Entries provided:
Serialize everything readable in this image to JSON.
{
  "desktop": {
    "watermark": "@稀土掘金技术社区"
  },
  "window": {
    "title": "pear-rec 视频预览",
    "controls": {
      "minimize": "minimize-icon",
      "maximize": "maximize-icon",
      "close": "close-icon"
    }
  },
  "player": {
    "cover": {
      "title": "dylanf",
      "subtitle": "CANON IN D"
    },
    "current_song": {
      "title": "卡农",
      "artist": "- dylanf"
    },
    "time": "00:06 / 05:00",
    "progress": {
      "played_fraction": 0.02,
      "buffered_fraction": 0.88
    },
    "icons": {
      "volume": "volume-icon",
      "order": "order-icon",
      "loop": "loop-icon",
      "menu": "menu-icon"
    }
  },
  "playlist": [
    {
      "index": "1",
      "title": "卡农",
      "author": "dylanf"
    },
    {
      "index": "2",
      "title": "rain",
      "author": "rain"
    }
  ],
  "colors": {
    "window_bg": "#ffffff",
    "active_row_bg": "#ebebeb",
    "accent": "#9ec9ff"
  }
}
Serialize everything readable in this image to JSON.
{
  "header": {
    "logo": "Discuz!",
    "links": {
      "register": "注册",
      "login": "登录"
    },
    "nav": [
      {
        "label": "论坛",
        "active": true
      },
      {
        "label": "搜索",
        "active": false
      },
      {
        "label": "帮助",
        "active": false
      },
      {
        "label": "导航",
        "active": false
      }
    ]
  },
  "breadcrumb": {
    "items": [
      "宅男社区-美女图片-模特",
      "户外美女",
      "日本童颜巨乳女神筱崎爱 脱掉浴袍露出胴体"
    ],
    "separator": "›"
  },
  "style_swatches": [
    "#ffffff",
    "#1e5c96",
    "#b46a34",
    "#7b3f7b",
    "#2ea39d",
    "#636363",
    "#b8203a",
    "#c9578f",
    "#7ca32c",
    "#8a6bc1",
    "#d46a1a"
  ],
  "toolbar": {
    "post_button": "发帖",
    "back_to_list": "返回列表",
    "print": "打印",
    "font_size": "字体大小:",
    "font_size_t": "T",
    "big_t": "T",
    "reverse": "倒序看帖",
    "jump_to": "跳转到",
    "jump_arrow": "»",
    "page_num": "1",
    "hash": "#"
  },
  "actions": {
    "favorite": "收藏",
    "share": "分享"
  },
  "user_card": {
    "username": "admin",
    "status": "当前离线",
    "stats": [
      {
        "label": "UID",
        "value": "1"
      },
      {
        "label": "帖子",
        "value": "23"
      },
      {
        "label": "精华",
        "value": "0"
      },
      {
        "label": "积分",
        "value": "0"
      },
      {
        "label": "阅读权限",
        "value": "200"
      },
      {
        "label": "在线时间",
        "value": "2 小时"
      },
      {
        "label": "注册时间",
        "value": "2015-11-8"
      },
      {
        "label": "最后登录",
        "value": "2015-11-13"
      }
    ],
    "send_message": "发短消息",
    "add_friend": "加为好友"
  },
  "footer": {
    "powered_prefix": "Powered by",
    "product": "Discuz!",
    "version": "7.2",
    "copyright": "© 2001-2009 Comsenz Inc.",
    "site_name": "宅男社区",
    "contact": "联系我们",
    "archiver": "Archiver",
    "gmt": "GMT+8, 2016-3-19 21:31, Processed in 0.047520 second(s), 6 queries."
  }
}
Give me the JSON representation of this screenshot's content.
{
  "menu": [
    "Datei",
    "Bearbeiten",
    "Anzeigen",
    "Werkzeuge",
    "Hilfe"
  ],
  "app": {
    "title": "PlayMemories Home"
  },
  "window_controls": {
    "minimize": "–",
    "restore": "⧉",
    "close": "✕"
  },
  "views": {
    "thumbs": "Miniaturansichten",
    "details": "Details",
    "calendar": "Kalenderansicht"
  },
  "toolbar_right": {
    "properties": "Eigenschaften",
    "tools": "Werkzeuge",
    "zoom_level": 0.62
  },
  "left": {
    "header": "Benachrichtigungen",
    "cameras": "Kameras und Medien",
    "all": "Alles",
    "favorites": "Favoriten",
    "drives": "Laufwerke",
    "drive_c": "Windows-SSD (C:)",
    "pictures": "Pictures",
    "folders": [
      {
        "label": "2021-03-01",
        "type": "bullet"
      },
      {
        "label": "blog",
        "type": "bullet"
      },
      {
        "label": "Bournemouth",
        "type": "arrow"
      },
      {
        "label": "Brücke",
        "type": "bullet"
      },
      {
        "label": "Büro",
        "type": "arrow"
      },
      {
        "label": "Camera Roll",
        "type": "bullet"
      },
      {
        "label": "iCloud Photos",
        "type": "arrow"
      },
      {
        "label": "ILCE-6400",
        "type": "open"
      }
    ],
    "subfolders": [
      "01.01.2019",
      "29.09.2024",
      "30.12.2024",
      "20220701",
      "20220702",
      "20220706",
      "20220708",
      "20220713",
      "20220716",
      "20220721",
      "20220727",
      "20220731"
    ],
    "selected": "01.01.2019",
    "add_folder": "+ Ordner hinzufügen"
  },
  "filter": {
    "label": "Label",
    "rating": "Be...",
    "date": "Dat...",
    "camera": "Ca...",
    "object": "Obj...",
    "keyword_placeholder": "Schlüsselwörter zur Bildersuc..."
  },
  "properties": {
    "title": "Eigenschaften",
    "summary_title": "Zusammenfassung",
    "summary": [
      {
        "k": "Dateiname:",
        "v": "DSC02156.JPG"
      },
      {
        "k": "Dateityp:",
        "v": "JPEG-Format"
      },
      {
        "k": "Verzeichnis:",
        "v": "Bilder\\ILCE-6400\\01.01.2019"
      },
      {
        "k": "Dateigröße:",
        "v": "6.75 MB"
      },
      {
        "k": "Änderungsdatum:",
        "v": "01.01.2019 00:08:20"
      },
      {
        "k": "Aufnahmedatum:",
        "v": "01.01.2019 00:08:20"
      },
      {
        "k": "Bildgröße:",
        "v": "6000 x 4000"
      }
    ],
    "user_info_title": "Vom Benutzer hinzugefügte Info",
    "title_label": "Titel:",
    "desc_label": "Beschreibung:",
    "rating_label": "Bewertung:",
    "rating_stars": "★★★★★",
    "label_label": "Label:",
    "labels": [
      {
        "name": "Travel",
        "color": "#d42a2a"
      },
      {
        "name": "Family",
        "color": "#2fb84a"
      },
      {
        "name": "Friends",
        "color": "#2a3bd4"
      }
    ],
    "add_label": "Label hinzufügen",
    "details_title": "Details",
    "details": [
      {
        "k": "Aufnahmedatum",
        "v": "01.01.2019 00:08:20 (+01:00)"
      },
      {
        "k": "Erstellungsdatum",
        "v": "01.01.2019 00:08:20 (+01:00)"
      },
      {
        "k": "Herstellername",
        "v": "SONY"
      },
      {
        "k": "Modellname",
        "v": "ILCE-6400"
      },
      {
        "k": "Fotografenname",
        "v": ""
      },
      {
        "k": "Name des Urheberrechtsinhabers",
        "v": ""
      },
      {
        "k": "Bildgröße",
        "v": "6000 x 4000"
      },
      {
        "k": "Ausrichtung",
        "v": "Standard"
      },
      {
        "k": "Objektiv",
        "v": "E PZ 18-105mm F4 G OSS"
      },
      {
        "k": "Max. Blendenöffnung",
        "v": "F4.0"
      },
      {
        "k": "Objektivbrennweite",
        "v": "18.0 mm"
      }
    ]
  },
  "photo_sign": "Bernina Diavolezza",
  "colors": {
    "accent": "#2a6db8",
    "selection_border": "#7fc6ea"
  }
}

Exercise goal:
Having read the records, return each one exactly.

Reply to the task:
Serialize everything readable in this image to JSON.
{
  "desktop": {
    "watermark": "@稀土掘金技术社区"
  },
  "window": {
    "title": "pear-rec 视频预览",
    "controls": {
      "minimize": "minimize-icon",
      "maximize": "maximize-icon",
      "close": "close-icon"
    }
  },
  "player": {
    "cover": {
      "title": "dylanf",
      "subtitle": "CANON IN D"
    },
    "current_song": {
      "title": "卡农",
      "artist": "- dylanf"
    },
    "time": "00:06 / 05:00",
    "progress": {
      "played_fraction": 0.02,
      "buffered_fraction": 0.88
    },
    "icons": {
      "volume": "volume-icon",
      "order": "order-icon",
      "loop": "loop-icon",
      "menu": "menu-icon"
    }
  },
  "playlist": [
    {
      "index": "1",
      "title": "卡农",
      "author": "dylanf"
    },
    {
      "index": "2",
      "title": "rain",
      "author": "rain"
    }
  ],
  "colors": {
    "window_bg": "#ffffff",
    "active_row_bg": "#ebebeb",
    "accent": "#9ec9ff"
  }
}
Serialize everything readable in this image to JSON.
{
  "header": {
    "logo": "Discuz!",
    "links": {
      "register": "注册",
      "login": "登录"
    },
    "nav": [
      {
        "label": "论坛",
        "active": true
      },
      {
        "label": "搜索",
        "active": false
      },
      {
        "label": "帮助",
        "active": false
      },
      {
        "label": "导航",
        "active": false
      }
    ]
  },
  "breadcrumb": {
    "items": [
      "宅男社区-美女图片-模特",
      "户外美女",
      "日本童颜巨乳女神筱崎爱 脱掉浴袍露出胴体"
    ],
    "separator": "›"
  },
  "style_swatches": [
    "#ffffff",
    "#1e5c96",
    "#b46a34",
    "#7b3f7b",
    "#2ea39d",
    "#636363",
    "#b8203a",
    "#c9578f",
    "#7ca32c",
    "#8a6bc1",
    "#d46a1a"
  ],
  "toolbar": {
    "post_button": "发帖",
    "back_to_list": "返回列表",
    "print": "打印",
    "font_size": "字体大小:",
    "font_size_t": "T",
    "big_t": "T",
    "reverse": "倒序看帖",
    "jump_to": "跳转到",
    "jump_arrow": "»",
    "page_num": "1",
    "hash": "#"
  },
  "actions": {
    "favorite": "收藏",
    "share": "分享"
  },
  "user_card": {
    "username": "admin",
    "status": "当前离线",
    "stats": [
      {
        "label": "UID",
        "value": "1"
      },
      {
        "label": "帖子",
        "value": "23"
      },
      {
        "label": "精华",
        "value": "0"
      },
      {
        "label": "积分",
        "value": "0"
      },
      {
        "label": "阅读权限",
        "value": "200"
      },
      {
        "label": "在线时间",
        "value": "2 小时"
      },
      {
        "label": "注册时间",
        "value": "2015-11-8"
      },
      {
        "label": "最后登录",
        "value": "2015-11-13"
      }
    ],
    "send_message": "发短消息",
    "add_friend": "加为好友"
  },
  "footer": {
    "powered_prefix": "Powered by",
    "product": "Discuz!",
    "version": "7.2",
    "copyright": "© 2001-2009 Comsenz Inc.",
    "site_name": "宅男社区",
    "contact": "联系我们",
    "archiver": "Archiver",
    "gmt": "GMT+8, 2016-3-19 21:31, Processed in 0.047520 second(s), 6 queries."
  }
}
Give me the JSON representation of this screenshot's content.
{
  "menu": [
    "Datei",
    "Bearbeiten",
    "Anzeigen",
    "Werkzeuge",
    "Hilfe"
  ],
  "app": {
    "title": "PlayMemories Home"
  },
  "window_controls": {
    "minimize": "–",
    "restore": "⧉",
    "close": "✕"
  },
  "views": {
    "thumbs": "Miniaturansichten",
    "details": "Details",
    "calendar": "Kalenderansicht"
  },
  "toolbar_right": {
    "properties": "Eigenschaften",
    "tools": "Werkzeuge",
    "zoom_level": 0.62
  },
  "left": {
    "header": "Benachrichtigungen",
    "cameras": "Kameras und Medien",
    "all": "Alles",
    "favorites": "Favoriten",
    "drives": "Laufwerke",
    "drive_c": "Windows-SSD (C:)",
    "pictures": "Pictures",
    "folders": [
      {
        "label": "2021-03-01",
        "type": "bullet"
      },
      {
        "label": "blog",
        "type": "bullet"
      },
      {
        "label": "Bournemouth",
        "type": "arrow"
      },
      {
        "label": "Brücke",
        "type": "bullet"
      },
      {
        "label": "Büro",
        "type": "arrow"
      },
      {
        "label": "Camera Roll",
        "type": "bullet"
      },
      {
        "label": "iCloud Photos",
        "type": "arrow"
      },
      {
        "label": "ILCE-6400",
        "type": "open"
      }
    ],
    "subfolders": [
      "01.01.2019",
      "29.09.2024",
      "30.12.2024",
      "20220701",
      "20220702",
      "20220706",
      "20220708",
      "20220713",
      "20220716",
      "20220721",
      "20220727",
      "20220731"
    ],
    "selected": "01.01.2019",
    "add_folder": "+ Ordner hinzufügen"
  },
  "filter": {
    "label": "Label",
    "rating": "Be...",
    "date": "Dat...",
    "camera": "Ca...",
    "object": "Obj...",
    "keyword_placeholder": "Schlüsselwörter zur Bildersuc..."
  },
  "properties": {
    "title": "Eigenschaften",
    "summary_title": "Zusammenfassung",
    "summary": [
      {
        "k": "Dateiname:",
        "v": "DSC02156.JPG"
      },
      {
        "k": "Dateityp:",
        "v": "JPEG-Format"
      },
      {
        "k": "Verzeichnis:",
        "v": "Bilder\\ILCE-6400\\01.01.2019"
      },
      {
        "k": "Dateigröße:",
        "v": "6.75 MB"
      },
      {
        "k": "Änderungsdatum:",
        "v": "01.01.2019 00:08:20"
      },
      {
        "k": "Aufnahmedatum:",
        "v": "01.01.2019 00:08:20"
      },
      {
        "k": "Bildgröße:",
        "v": "6000 x 4000"
      }
    ],
    "user_info_title": "Vom Benutzer hinzugefügte Info",
    "title_label": "Titel:",
    "desc_label": "Beschreibung:",
    "rating_label": "Bewertung:",
    "rating_stars": "★★★★★",
    "label_label": "Label:",
    "labels": [
      {
        "name": "Travel",
        "color": "#d42a2a"
      },
      {
        "name": "Family",
        "color": "#2fb84a"
      },
      {
        "name": "Friends",
        "color": "#2a3bd4"
      }
    ],
    "add_label": "Label hinzufügen",
    "details_title": "Details",
    "details": [
      {
        "k": "Aufnahmedatum",
        "v": "01.01.2019 00:08:20 (+01:00)"
      },
      {
        "k": "Erstellungsdatum",
        "v": "01.01.2019 00:08:20 (+01:00)"
      },
      {
        "k": "Herstellername",
        "v": "SONY"
      },
      {
        "k": "Modellname",
        "v": "ILCE-6400"
      },
      {
        "k": "Fotografenname",
        "v": ""
      },
      {
        "k": "Name des Urheberrechtsinhabers",
        "v": ""
      },
      {
        "k": "Bildgröße",
        "v": "6000 x 4000"
      },
      {
        "k": "Ausrichtung",
        "v": "Standard"
      },
      {
        "k": "Objektiv",
        "v": "E PZ 18-105mm F4 G OSS"
      },
      {
        "k": "Max. Blendenöffnung",
        "v": "F4.0"
      },
      {
        "k": "Objektivbrennweite",
        "v": "18.0 mm"
      }
    ]
  },
  "photo_sign": "Bernina Diavolezza",
  "colors": {
    "accent": "#2a6db8",
    "selection_border": "#7fc6ea"
  }
}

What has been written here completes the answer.